::: INPUT DATA

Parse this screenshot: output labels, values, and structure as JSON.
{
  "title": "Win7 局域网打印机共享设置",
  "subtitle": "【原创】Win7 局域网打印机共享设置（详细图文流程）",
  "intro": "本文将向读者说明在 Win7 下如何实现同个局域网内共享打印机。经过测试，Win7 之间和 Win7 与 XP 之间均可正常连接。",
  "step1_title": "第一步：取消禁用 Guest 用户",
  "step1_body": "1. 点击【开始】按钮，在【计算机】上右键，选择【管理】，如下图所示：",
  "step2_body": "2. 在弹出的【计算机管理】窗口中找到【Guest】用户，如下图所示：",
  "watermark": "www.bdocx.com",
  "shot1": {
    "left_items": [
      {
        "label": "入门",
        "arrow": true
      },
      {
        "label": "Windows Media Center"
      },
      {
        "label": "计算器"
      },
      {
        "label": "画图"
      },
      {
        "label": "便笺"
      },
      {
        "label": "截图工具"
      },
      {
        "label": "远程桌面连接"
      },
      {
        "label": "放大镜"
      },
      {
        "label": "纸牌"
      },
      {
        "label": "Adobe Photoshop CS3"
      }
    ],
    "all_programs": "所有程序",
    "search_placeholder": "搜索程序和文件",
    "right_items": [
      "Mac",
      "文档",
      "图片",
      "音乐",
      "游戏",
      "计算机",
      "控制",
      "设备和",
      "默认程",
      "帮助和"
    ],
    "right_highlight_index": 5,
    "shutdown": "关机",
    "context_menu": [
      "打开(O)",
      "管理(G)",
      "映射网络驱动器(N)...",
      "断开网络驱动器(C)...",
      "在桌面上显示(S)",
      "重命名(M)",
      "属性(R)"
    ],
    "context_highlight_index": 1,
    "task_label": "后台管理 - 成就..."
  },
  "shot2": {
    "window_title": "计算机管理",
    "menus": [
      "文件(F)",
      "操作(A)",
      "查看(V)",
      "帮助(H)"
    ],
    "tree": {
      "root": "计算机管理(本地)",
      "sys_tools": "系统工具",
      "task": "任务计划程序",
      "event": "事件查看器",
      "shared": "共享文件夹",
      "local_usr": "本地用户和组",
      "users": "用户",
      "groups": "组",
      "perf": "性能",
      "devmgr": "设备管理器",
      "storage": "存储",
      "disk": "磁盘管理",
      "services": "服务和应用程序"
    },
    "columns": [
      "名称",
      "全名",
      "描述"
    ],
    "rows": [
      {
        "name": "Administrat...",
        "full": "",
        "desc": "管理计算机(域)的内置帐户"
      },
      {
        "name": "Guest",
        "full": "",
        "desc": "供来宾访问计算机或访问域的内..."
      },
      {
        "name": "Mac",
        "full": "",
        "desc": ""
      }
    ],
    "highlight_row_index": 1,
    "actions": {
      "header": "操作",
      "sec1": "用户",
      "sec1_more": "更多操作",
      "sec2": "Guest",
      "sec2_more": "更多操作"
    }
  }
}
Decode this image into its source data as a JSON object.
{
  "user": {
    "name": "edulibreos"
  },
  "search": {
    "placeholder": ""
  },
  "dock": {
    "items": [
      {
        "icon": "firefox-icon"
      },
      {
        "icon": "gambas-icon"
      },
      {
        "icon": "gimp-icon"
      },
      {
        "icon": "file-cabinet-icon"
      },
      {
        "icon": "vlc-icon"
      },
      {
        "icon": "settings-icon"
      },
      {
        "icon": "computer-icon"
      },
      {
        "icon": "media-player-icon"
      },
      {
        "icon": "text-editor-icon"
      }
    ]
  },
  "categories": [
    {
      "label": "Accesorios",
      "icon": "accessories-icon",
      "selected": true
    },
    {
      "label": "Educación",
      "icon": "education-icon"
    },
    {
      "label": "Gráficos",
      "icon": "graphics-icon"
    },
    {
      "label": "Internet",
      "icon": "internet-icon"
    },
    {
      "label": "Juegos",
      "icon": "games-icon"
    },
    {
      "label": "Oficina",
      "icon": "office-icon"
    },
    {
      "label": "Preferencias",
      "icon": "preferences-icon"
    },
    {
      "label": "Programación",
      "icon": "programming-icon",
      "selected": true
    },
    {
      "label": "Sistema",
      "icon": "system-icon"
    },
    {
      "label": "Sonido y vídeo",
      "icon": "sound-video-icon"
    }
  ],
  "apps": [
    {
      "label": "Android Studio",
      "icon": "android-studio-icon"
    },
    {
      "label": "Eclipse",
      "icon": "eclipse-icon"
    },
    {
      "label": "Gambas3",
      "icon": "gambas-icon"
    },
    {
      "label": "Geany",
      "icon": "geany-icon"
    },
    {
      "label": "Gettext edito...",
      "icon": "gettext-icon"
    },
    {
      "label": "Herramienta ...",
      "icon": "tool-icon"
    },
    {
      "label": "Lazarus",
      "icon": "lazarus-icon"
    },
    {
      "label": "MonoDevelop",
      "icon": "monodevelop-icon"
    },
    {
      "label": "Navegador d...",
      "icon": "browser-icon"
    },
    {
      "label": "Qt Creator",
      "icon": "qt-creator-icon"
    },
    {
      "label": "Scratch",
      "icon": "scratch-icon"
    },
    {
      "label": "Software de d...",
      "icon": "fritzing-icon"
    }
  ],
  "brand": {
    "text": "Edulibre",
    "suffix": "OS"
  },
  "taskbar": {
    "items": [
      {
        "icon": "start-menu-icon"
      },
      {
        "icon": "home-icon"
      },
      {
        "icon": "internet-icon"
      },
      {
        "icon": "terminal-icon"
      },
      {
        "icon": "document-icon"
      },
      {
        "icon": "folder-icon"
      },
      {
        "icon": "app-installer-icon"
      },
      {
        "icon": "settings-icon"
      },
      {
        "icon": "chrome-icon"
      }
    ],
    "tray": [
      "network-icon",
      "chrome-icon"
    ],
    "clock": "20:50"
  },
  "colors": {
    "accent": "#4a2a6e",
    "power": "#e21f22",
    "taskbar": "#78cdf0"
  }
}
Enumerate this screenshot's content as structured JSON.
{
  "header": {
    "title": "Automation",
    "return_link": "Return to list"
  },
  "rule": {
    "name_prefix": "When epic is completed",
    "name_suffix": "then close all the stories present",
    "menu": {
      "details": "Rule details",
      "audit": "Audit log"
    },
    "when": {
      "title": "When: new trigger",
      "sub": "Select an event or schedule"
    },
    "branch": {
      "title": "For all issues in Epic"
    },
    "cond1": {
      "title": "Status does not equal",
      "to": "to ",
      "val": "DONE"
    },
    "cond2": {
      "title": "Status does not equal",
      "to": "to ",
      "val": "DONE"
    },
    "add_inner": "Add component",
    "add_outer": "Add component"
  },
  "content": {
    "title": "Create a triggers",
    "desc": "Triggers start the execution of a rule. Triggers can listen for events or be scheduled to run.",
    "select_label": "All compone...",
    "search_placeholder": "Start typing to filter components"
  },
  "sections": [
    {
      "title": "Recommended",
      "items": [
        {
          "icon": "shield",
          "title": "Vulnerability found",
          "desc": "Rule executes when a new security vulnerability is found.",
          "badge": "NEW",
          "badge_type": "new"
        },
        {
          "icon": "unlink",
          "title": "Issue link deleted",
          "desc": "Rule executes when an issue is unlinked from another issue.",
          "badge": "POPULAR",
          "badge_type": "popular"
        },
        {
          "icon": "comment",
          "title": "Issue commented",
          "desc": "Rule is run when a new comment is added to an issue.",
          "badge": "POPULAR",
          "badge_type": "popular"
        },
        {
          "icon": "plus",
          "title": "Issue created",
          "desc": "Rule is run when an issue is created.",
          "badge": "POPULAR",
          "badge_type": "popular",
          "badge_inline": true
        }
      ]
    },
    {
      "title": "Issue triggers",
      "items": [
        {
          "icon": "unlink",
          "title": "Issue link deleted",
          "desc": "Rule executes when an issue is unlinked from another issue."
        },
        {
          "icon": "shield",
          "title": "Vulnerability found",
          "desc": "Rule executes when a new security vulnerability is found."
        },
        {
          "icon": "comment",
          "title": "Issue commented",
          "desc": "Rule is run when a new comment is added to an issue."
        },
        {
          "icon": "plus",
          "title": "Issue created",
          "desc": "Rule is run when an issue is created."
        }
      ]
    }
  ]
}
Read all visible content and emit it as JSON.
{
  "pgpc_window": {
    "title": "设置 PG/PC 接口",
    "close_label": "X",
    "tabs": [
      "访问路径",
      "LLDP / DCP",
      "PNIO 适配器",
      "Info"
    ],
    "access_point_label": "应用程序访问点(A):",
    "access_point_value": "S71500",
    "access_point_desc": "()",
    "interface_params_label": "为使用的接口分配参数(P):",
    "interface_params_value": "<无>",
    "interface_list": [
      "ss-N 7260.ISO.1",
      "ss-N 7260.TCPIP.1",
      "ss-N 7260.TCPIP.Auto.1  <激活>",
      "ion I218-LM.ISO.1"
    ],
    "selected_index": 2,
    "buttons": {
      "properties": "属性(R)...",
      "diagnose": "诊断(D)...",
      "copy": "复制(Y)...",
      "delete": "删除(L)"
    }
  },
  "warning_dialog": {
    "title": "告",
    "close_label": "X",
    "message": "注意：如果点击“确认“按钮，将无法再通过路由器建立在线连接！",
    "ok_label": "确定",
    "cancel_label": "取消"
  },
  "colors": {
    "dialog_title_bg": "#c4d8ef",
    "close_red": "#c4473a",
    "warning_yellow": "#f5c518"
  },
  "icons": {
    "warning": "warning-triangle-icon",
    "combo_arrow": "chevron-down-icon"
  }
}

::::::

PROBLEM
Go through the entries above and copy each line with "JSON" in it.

ANSWER TO THIS EXERCISE
Parse this screenshot: output labels, values, and structure as JSON.
Decode this image into its source data as a JSON object.
Enumerate this screenshot's content as structured JSON.
Read all visible content and emit it as JSON.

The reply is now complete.